“We always had big hopes and dreams that it would come to this one day and here we are,” said Bryan Klinginsmith, one of the six students. “What’s really amazing is what started out as an idea in our class is becoming a reality because of this community, and because of Central Community College standing behind its students.”

Roger Steele, Grand Island mayor, opened the program by calling it a proud day for Grand Island. Steele mentioned Del Ryder, a prominent citizen of Grand Island for whom Ryder Park is named. He said Ryder would be appreciative of the community partnerships that made the Pirnie Inclusive Playground possible. “This playground represents Grand Island’s longstanding tradition of people working together to make things happen,” Steele said.

Traci Skalberg, executive director of the Central Community College Foundation, recognized the 237 donors who raised the money to make the park a reality. “There were reasons to not pursue, to not persist, to say ‘no.’ They said ‘yes.’” Skalberg said. “A lot of people had to look fear in the face and say ‘yes.’ It would have been a lot easier to say ‘no.’” Skalberg also thanked the students for persisting even after receiving their grade for the project, as well as the CCC faculty and administration for encouraging the students and leveraging partnerships to get the students in front of the right audiences.

Dr. Joe Vavricek, co-chair of the project and founder of the Fighter Jett Foundation, expressed gratitude for being asked to take part in the endeavor. Fighter Jett is named in memory of his son, who died at age two following a severe brain injury.

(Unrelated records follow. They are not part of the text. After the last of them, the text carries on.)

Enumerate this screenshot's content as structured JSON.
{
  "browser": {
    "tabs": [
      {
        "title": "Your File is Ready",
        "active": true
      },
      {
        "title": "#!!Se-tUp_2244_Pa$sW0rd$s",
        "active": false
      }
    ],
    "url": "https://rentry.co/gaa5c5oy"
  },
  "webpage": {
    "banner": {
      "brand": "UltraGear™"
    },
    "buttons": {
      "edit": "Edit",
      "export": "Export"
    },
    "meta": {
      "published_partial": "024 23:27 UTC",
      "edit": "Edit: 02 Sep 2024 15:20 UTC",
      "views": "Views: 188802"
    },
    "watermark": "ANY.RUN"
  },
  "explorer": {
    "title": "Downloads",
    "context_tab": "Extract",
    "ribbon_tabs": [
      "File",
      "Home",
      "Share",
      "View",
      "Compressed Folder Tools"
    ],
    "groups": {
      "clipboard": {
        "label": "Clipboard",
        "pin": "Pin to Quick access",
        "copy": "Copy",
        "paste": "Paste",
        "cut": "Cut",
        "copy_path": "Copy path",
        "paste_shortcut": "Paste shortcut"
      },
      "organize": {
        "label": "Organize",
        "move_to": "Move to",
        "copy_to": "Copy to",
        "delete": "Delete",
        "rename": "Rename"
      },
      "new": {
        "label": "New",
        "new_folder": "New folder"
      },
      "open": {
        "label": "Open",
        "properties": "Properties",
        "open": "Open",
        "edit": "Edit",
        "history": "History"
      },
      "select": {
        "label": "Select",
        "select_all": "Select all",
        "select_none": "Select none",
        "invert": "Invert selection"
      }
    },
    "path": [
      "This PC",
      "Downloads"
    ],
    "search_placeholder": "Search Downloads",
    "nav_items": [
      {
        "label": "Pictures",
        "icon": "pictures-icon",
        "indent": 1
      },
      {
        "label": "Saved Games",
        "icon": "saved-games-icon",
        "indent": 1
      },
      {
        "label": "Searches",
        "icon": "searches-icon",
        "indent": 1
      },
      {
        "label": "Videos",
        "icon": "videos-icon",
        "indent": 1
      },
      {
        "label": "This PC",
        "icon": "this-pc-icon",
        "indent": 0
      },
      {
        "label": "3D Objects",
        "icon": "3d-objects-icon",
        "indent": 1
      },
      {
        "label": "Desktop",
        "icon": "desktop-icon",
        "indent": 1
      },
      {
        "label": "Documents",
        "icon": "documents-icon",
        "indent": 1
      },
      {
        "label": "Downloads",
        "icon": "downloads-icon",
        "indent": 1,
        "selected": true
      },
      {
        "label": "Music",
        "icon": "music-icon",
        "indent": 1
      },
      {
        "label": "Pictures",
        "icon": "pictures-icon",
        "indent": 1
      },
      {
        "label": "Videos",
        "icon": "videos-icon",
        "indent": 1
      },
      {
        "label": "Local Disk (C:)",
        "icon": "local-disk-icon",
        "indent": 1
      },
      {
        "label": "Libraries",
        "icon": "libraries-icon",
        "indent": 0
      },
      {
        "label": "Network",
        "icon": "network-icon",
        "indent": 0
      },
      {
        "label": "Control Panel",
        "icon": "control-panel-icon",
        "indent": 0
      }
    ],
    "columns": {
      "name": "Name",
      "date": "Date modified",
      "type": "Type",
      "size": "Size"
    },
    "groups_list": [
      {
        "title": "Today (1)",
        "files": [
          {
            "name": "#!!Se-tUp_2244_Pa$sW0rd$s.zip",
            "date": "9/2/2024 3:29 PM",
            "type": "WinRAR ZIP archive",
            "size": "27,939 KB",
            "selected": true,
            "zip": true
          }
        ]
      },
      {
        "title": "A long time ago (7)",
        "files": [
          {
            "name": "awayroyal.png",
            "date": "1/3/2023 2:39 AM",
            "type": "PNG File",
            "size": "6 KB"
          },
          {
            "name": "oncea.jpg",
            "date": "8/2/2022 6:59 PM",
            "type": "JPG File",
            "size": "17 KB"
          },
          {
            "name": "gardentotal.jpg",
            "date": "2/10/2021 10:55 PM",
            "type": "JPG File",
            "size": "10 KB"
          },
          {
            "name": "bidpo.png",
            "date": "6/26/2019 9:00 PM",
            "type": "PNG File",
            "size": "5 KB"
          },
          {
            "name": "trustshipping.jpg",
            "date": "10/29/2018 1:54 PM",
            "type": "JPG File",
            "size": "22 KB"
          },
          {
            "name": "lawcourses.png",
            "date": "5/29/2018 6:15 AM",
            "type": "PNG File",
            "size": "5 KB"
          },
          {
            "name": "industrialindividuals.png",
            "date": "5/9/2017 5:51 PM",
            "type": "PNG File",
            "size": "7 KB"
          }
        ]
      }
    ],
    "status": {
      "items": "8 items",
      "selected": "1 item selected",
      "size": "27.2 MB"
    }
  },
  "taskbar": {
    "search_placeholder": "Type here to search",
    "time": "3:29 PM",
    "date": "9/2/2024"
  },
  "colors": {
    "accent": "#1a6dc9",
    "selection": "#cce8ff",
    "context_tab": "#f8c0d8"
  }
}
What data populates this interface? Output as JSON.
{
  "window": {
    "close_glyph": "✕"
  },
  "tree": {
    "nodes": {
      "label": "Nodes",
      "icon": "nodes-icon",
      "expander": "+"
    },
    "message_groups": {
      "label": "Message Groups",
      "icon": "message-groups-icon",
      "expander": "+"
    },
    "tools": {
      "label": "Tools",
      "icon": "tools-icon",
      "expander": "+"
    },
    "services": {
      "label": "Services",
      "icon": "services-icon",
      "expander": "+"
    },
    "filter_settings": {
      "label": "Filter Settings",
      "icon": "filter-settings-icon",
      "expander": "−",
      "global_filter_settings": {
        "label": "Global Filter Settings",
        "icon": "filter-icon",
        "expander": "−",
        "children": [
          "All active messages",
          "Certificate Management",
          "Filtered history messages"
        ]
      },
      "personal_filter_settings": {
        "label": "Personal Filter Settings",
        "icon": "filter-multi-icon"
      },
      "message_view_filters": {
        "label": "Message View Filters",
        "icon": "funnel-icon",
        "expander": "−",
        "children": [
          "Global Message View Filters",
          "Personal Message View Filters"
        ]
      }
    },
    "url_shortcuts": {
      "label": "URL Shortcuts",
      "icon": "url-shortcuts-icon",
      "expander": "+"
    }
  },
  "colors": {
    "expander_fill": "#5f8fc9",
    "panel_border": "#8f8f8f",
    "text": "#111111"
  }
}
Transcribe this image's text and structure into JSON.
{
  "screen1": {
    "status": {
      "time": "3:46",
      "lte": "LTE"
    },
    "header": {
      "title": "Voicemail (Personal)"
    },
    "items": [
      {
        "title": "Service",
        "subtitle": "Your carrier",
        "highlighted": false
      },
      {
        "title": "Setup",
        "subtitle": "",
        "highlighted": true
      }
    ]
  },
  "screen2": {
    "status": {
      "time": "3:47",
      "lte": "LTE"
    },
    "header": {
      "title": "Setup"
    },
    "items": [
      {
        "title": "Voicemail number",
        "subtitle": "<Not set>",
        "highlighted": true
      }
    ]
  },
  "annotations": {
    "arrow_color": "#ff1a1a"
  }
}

Before the injury, Vavricek said he looked forward to his son playing baseball at Ryder Park, and after the injury, he wasn’t sure what opportunities his son would have for play. “Now, this will be a place where his sisters can form new friends, and he can still impact the lives of so many.”

Immediately after the ceremony, crews began work on the park’s construction, which is anticipated to be complete in October.